Becoming happy again after someone you love has died – guest post by Josephine Payge
It struck me just the other day that I was really happy! Now that might not sound exceptional in any way but in fact for me it is.
When I was in the pain of grief I can remember writing in my journal that I was looking forward to the day that I would be able to feel happy again. However, in a way I didn’t really believe that I would ever be able to do that. The pain was so huge and debilitating that it felt impossible that I would ever emerge from it. Plus I had a lot of unconscious beliefs about death and grief that would have held me back without me even being aware of them.
But emerge I did. I am very thankful that I stumbled across the nine steps to healing from grief. Through working these steps I uncovered so much about how I was thinking and how I was being held hostage by my thoughts and more importantly by my beliefs. I had no idea where these beliefs had come from, not specifically, until I uncovered them and talked about them. I was very surprised at myself when I would say things like: “it is disrespectful to not feel sad…” On reflection I think I picked my beliefs up along the way throughout my life. I acquired them from my religious upbringing, from films, from novels, from media, from how, as a child, I saw adults behaving at the news of a death and at funerals. Everywhere in fact!

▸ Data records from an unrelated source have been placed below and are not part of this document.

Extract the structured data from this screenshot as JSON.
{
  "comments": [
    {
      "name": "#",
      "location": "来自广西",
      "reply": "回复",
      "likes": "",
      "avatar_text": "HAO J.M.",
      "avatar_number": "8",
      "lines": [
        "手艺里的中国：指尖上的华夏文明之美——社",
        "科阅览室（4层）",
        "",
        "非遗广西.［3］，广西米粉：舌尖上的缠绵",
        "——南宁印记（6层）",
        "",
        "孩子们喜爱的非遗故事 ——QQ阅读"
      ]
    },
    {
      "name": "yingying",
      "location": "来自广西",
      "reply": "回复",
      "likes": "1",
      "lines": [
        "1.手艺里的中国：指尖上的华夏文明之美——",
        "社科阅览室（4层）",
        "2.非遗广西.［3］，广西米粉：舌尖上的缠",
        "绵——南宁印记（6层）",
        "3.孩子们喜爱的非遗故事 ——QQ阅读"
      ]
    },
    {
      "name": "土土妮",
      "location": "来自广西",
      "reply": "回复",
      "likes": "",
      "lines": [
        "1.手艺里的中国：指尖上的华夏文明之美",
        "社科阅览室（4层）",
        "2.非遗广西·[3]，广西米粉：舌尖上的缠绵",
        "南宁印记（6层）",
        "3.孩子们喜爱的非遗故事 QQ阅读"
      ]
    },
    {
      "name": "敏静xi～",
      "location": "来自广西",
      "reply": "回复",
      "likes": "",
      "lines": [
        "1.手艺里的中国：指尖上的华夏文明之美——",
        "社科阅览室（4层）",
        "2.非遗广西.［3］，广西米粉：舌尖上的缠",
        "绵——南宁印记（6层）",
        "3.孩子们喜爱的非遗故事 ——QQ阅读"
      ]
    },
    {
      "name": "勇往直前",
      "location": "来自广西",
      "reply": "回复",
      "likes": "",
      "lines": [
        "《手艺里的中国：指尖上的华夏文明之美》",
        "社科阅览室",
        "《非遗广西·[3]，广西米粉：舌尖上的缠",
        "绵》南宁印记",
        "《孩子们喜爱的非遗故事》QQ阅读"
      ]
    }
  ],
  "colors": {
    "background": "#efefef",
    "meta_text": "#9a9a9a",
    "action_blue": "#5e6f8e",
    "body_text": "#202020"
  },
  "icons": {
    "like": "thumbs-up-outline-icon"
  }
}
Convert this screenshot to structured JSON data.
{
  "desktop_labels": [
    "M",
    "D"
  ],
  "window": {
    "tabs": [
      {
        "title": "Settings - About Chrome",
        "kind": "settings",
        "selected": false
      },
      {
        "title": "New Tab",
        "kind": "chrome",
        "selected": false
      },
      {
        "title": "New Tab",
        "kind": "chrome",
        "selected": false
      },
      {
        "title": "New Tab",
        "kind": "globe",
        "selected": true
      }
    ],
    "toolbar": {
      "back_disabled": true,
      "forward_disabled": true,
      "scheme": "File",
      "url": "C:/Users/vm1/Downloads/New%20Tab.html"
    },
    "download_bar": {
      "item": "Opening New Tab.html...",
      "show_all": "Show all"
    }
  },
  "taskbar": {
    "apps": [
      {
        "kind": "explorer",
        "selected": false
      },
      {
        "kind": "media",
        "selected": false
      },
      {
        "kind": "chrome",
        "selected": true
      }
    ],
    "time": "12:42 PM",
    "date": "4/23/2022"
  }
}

And now that I am aware of these cultural paradigms I hear them expressed all over the place and that is just the way it is, I can’t change that. But what can be changed is our ability to really, truly heal our pain. We can absolutely arise out of our grief and so be able to talk about, remember and honour our person who has died. When we do this they can become ever present in our life rather than just a painful memory. For me this fact is the most compelling reason to heal the pain of grief. I am happy and grateful every day that I get to connect with my dead husband whenever and wherever I want to.
Of course everyone reacts differently to bereavement and also every death is different too. For example we might feel totally fine when one parent dies and then feel devastated when the other dies. It is strangely unpredictable. But what is predictable is the assumption by others of how we ought to feel and how we should react. But if we can’t be our authentic self when it comes to death and its sibling, grief then when can we be?
I guess if I were asked for advice when it comes to grief I would say: “question everything…”